### LISTED RECORDS:
======

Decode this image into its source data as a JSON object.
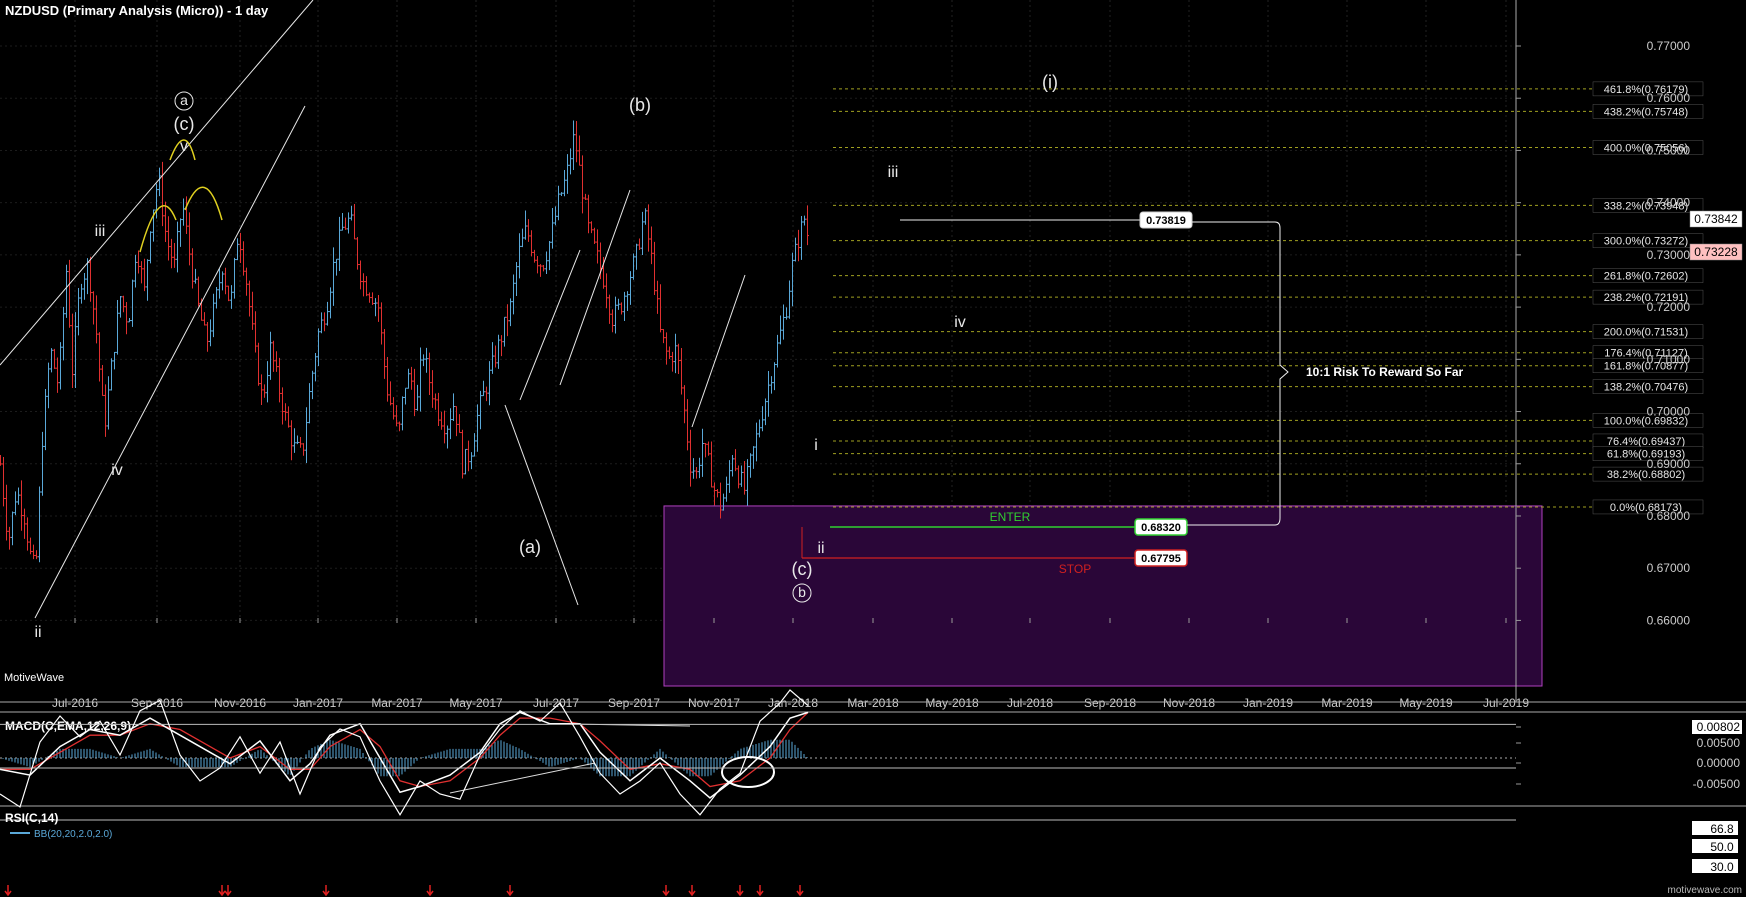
{
  "header": {
    "title": "NZDUSD (Primary Analysis (Micro)) - 1 day"
  },
  "branding": {
    "motivewave_left": "MotiveWave",
    "motivewave_right": "motivewave.com"
  },
  "colors": {
    "up": "#5aa8d8",
    "down": "#e03030",
    "fib": "#a0a020",
    "zone": "#2a0638",
    "zone_border": "#b040c0",
    "enter": "#30d030",
    "stop": "#d02020"
  },
  "chart_data": [
    {
      "type": "line",
      "title": "NZDUSD (Primary Analysis (Micro)) - 1 day",
      "x_ticks": [
        "Jul-2016",
        "Sep-2016",
        "Nov-2016",
        "Jan-2017",
        "Mar-2017",
        "May-2017",
        "Jul-2017",
        "Sep-2017",
        "Nov-2017",
        "Jan-2018",
        "Mar-2018",
        "May-2018",
        "Jul-2018",
        "Sep-2018",
        "Nov-2018",
        "Jan-2019",
        "Mar-2019",
        "May-2019",
        "Jul-2019"
      ],
      "y_ticks": [
        "0.77000",
        "0.76000",
        "0.75000",
        "0.74000",
        "0.73000",
        "0.72000",
        "0.71000",
        "0.70000",
        "0.69000",
        "0.68000",
        "0.67000",
        "0.66000"
      ],
      "ylim": [
        0.655,
        0.781
      ],
      "price_path": [
        [
          0,
          0.69
        ],
        [
          8,
          0.675
        ],
        [
          16,
          0.685
        ],
        [
          24,
          0.68
        ],
        [
          32,
          0.67
        ],
        [
          36,
          0.672
        ],
        [
          42,
          0.695
        ],
        [
          50,
          0.712
        ],
        [
          58,
          0.705
        ],
        [
          66,
          0.727
        ],
        [
          72,
          0.708
        ],
        [
          80,
          0.725
        ],
        [
          88,
          0.728
        ],
        [
          96,
          0.715
        ],
        [
          104,
          0.697
        ],
        [
          112,
          0.71
        ],
        [
          120,
          0.722
        ],
        [
          128,
          0.717
        ],
        [
          136,
          0.732
        ],
        [
          144,
          0.723
        ],
        [
          150,
          0.736
        ],
        [
          158,
          0.745
        ],
        [
          166,
          0.733
        ],
        [
          174,
          0.728
        ],
        [
          182,
          0.74
        ],
        [
          190,
          0.729
        ],
        [
          198,
          0.72
        ],
        [
          206,
          0.713
        ],
        [
          214,
          0.72
        ],
        [
          222,
          0.728
        ],
        [
          230,
          0.72
        ],
        [
          238,
          0.735
        ],
        [
          246,
          0.725
        ],
        [
          254,
          0.712
        ],
        [
          262,
          0.702
        ],
        [
          270,
          0.712
        ],
        [
          278,
          0.705
        ],
        [
          286,
          0.698
        ],
        [
          294,
          0.693
        ],
        [
          302,
          0.692
        ],
        [
          310,
          0.705
        ],
        [
          318,
          0.715
        ],
        [
          326,
          0.72
        ],
        [
          334,
          0.729
        ],
        [
          342,
          0.735
        ],
        [
          350,
          0.737
        ],
        [
          356,
          0.73
        ],
        [
          362,
          0.725
        ],
        [
          370,
          0.723
        ],
        [
          378,
          0.72
        ],
        [
          386,
          0.705
        ],
        [
          392,
          0.7
        ],
        [
          398,
          0.695
        ],
        [
          404,
          0.705
        ],
        [
          410,
          0.707
        ],
        [
          416,
          0.7
        ],
        [
          422,
          0.712
        ],
        [
          430,
          0.705
        ],
        [
          438,
          0.7
        ],
        [
          446,
          0.697
        ],
        [
          454,
          0.702
        ],
        [
          462,
          0.69
        ],
        [
          470,
          0.692
        ],
        [
          478,
          0.7
        ],
        [
          486,
          0.705
        ],
        [
          494,
          0.71
        ],
        [
          502,
          0.715
        ],
        [
          510,
          0.72
        ],
        [
          518,
          0.73
        ],
        [
          526,
          0.735
        ],
        [
          534,
          0.73
        ],
        [
          542,
          0.728
        ],
        [
          550,
          0.733
        ],
        [
          558,
          0.74
        ],
        [
          566,
          0.745
        ],
        [
          574,
          0.753
        ],
        [
          580,
          0.745
        ],
        [
          588,
          0.735
        ],
        [
          596,
          0.73
        ],
        [
          604,
          0.725
        ],
        [
          612,
          0.718
        ],
        [
          620,
          0.72
        ],
        [
          628,
          0.725
        ],
        [
          636,
          0.73
        ],
        [
          644,
          0.738
        ],
        [
          652,
          0.728
        ],
        [
          660,
          0.715
        ],
        [
          668,
          0.71
        ],
        [
          676,
          0.712
        ],
        [
          684,
          0.7
        ],
        [
          690,
          0.69
        ],
        [
          696,
          0.688
        ],
        [
          702,
          0.694
        ],
        [
          708,
          0.69
        ],
        [
          714,
          0.685
        ],
        [
          720,
          0.682
        ],
        [
          726,
          0.685
        ],
        [
          732,
          0.692
        ],
        [
          738,
          0.688
        ],
        [
          744,
          0.685
        ],
        [
          750,
          0.69
        ],
        [
          756,
          0.695
        ],
        [
          762,
          0.7
        ],
        [
          768,
          0.705
        ],
        [
          774,
          0.71
        ],
        [
          780,
          0.715
        ],
        [
          786,
          0.72
        ],
        [
          792,
          0.728
        ],
        [
          798,
          0.733
        ],
        [
          804,
          0.737
        ],
        [
          808,
          0.733
        ]
      ],
      "fib_levels": [
        {
          "label": "461.8%(0.76179)",
          "value": 0.76179
        },
        {
          "label": "438.2%(0.75748)",
          "value": 0.75748
        },
        {
          "label": "400.0%(0.75056)",
          "value": 0.75056
        },
        {
          "label": "338.2%(0.73948)",
          "value": 0.73948
        },
        {
          "label": "300.0%(0.73272)",
          "value": 0.73272
        },
        {
          "label": "261.8%(0.72602)",
          "value": 0.72602
        },
        {
          "label": "238.2%(0.72191)",
          "value": 0.72191
        },
        {
          "label": "200.0%(0.71531)",
          "value": 0.71531
        },
        {
          "label": "176.4%(0.71127)",
          "value": 0.71127
        },
        {
          "label": "161.8%(0.70877)",
          "value": 0.70877
        },
        {
          "label": "138.2%(0.70476)",
          "value": 0.70476
        },
        {
          "label": "100.0%(0.69832)",
          "value": 0.69832
        },
        {
          "label": "76.4%(0.69437)",
          "value": 0.69437
        },
        {
          "label": "61.8%(0.69193)",
          "value": 0.69193
        },
        {
          "label": "38.2%(0.68802)",
          "value": 0.68802
        },
        {
          "label": "0.0%(0.68173)",
          "value": 0.68173
        }
      ],
      "price_tags": [
        {
          "label": "0.73842",
          "value": 0.73842,
          "style": "current"
        },
        {
          "label": "0.73228",
          "value": 0.73228,
          "style": "close"
        }
      ],
      "trade": {
        "enter_label": "ENTER",
        "enter_value": "0.68320",
        "stop_label": "STOP",
        "stop_value": "0.67795",
        "target_value": "0.73819",
        "risk_reward": "10:1 Risk To Reward So Far"
      },
      "support_zone": {
        "top": 0.68173,
        "bottom": 0.655
      },
      "wave_labels": [
        {
          "text": "ⓐ",
          "kind": "circle"
        },
        {
          "text": "(c)",
          "kind": "paren"
        },
        {
          "text": "v",
          "kind": "plain"
        },
        {
          "text": "iii",
          "kind": "plain"
        },
        {
          "text": "iv",
          "kind": "plain"
        },
        {
          "text": "ii",
          "kind": "plain"
        },
        {
          "text": "(b)",
          "kind": "paren"
        },
        {
          "text": "(a)",
          "kind": "paren"
        },
        {
          "text": "(c)",
          "kind": "paren"
        },
        {
          "text": "ⓑ",
          "kind": "circle"
        },
        {
          "text": "i",
          "kind": "plain"
        },
        {
          "text": "ii",
          "kind": "plain"
        },
        {
          "text": "iii",
          "kind": "plain"
        },
        {
          "text": "iv",
          "kind": "plain"
        },
        {
          "text": "(i)",
          "kind": "paren"
        }
      ]
    },
    {
      "type": "line",
      "title": "MACD(C,EMA,12,26,9)",
      "y_ticks": [
        "0.00802",
        "0.00500",
        "0.00000",
        "-0.00500"
      ],
      "ylim": [
        -0.0085,
        0.0085
      ],
      "macd": [
        [
          0,
          -0.002
        ],
        [
          30,
          -0.003
        ],
        [
          60,
          0.002
        ],
        [
          90,
          0.005
        ],
        [
          120,
          0.004
        ],
        [
          150,
          0.007
        ],
        [
          180,
          0.004
        ],
        [
          210,
          0.001
        ],
        [
          230,
          -0.001
        ],
        [
          260,
          0.003
        ],
        [
          290,
          -0.004
        ],
        [
          310,
          -0.001
        ],
        [
          330,
          0.004
        ],
        [
          360,
          0.006
        ],
        [
          380,
          0.0
        ],
        [
          400,
          -0.006
        ],
        [
          420,
          -0.005
        ],
        [
          450,
          -0.003
        ],
        [
          480,
          0.001
        ],
        [
          500,
          0.006
        ],
        [
          520,
          0.008
        ],
        [
          550,
          0.006
        ],
        [
          580,
          0.006
        ],
        [
          600,
          0.001
        ],
        [
          630,
          -0.004
        ],
        [
          660,
          0.0
        ],
        [
          690,
          -0.004
        ],
        [
          710,
          -0.007
        ],
        [
          740,
          -0.003
        ],
        [
          770,
          0.002
        ],
        [
          790,
          0.007
        ],
        [
          808,
          0.008
        ]
      ],
      "signal": [
        [
          0,
          -0.002
        ],
        [
          30,
          -0.002
        ],
        [
          60,
          0.001
        ],
        [
          90,
          0.004
        ],
        [
          120,
          0.004
        ],
        [
          150,
          0.006
        ],
        [
          180,
          0.005
        ],
        [
          210,
          0.002
        ],
        [
          230,
          0.0
        ],
        [
          260,
          0.002
        ],
        [
          290,
          -0.002
        ],
        [
          310,
          -0.002
        ],
        [
          330,
          0.002
        ],
        [
          360,
          0.005
        ],
        [
          380,
          0.002
        ],
        [
          400,
          -0.004
        ],
        [
          420,
          -0.005
        ],
        [
          450,
          -0.004
        ],
        [
          480,
          0.0
        ],
        [
          500,
          0.004
        ],
        [
          520,
          0.007
        ],
        [
          550,
          0.007
        ],
        [
          580,
          0.006
        ],
        [
          600,
          0.003
        ],
        [
          630,
          -0.002
        ],
        [
          660,
          -0.001
        ],
        [
          690,
          -0.002
        ],
        [
          710,
          -0.005
        ],
        [
          740,
          -0.004
        ],
        [
          770,
          0.0
        ],
        [
          790,
          0.005
        ],
        [
          808,
          0.008
        ]
      ]
    },
    {
      "type": "line",
      "title": "RSI(C,14)",
      "legend": "BB(20,20,2.0,2.0)",
      "y_ticks": [
        "66.8",
        "50.0",
        "30.0"
      ],
      "ylim": [
        20,
        90
      ],
      "rsi": [
        [
          0,
          40
        ],
        [
          20,
          35
        ],
        [
          40,
          60
        ],
        [
          60,
          70
        ],
        [
          80,
          62
        ],
        [
          100,
          68
        ],
        [
          120,
          55
        ],
        [
          140,
          72
        ],
        [
          160,
          76
        ],
        [
          180,
          55
        ],
        [
          200,
          45
        ],
        [
          220,
          50
        ],
        [
          240,
          62
        ],
        [
          260,
          48
        ],
        [
          280,
          60
        ],
        [
          300,
          40
        ],
        [
          320,
          58
        ],
        [
          340,
          65
        ],
        [
          360,
          62
        ],
        [
          380,
          45
        ],
        [
          400,
          32
        ],
        [
          420,
          45
        ],
        [
          440,
          40
        ],
        [
          460,
          38
        ],
        [
          480,
          55
        ],
        [
          500,
          65
        ],
        [
          520,
          72
        ],
        [
          540,
          68
        ],
        [
          560,
          75
        ],
        [
          580,
          62
        ],
        [
          600,
          48
        ],
        [
          620,
          40
        ],
        [
          640,
          45
        ],
        [
          660,
          52
        ],
        [
          680,
          40
        ],
        [
          700,
          32
        ],
        [
          720,
          42
        ],
        [
          740,
          48
        ],
        [
          760,
          68
        ],
        [
          780,
          75
        ],
        [
          790,
          80
        ],
        [
          808,
          74
        ]
      ]
    }
  ]
}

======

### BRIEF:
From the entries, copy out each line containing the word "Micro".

### OUTPUT FOR THIS TASK:
    "title": "NZDUSD (Primary Analysis (Micro)) - 1 day"
      "title": "NZDUSD (Primary Analysis (Micro)) - 1 day",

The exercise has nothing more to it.